Experience with cost controls over various health-care expenditures in the last 12 years showed that they only ended up shifting costs and price increases onto the private sector, where hospitals, employers, and others ended up picking up the tab, Clinton said.
Clinton also stressed that the budget package contains more than $100 billion of entitlement reforms, primarily in Medicare.
Wilson said Clinton's arguments were "not very persuasive," however. Rep. Timothy Penny, D-Minn., said conservatives would continue to push for including the caps in the budget package when it reaches the House floor next week. The bill first must be reported by the House Budget Committee, which is set to do so tomorrow.
Penny said a possible compromise would be to tie implementation of the caps to enactment of Clinton's health-care reform proposals that will be submitted to Congress later this year.
"I think there is a way to work it out so there is no way of the caps becoming a roadblock to health-care reform," he said.
Penny rejected a compromise offer being floated by the House Democratic leadership to schedule a House floor vote on the cap proposal after the budget bill is passed.
"I'm not sure they'll give us another shot. There's no way you can enforce a promise," he said, adding "the cap is the most important thing to conservatives."
Rep. Vic Fazio, D-Calif., vice chairman of the caucus, said that many members agree with Clinton that health-care controls should be included in a comprehensive overhaul bill. He added that the budget package overall appears to be gaining support from the Democrats.

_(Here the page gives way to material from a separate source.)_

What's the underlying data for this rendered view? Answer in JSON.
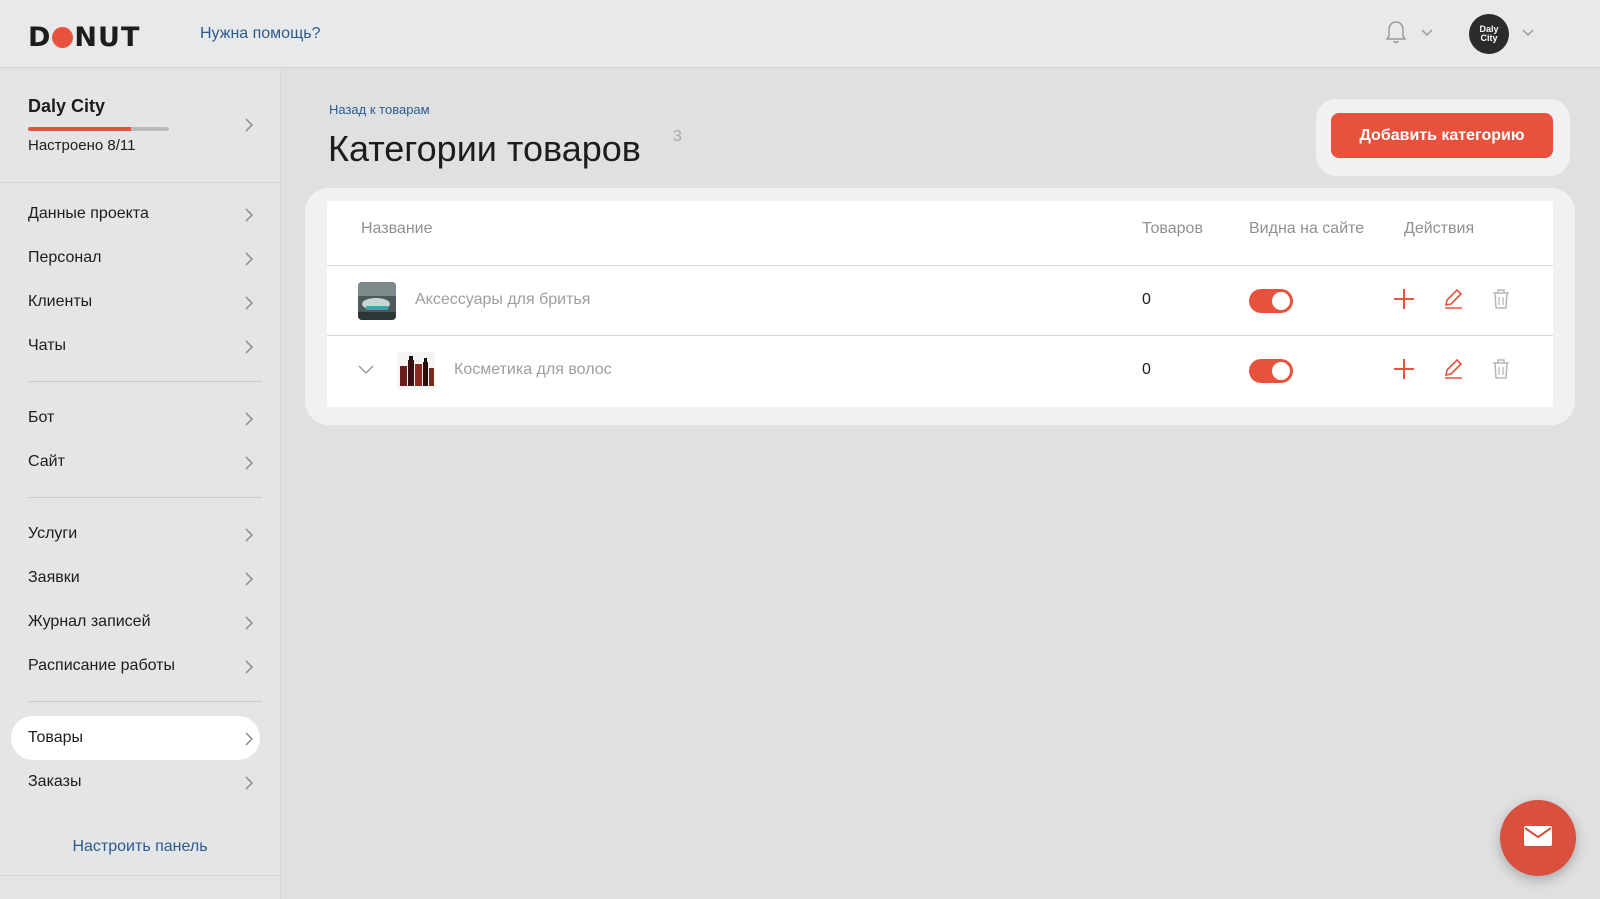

"It's the most important vote in this Congress, and I think we're all there," he said. "There's a feeling this is an opportunity to change the course of modern history, do something about deficit reduction, and overcome our regional differences. Picking this package apart is something most members won't allow."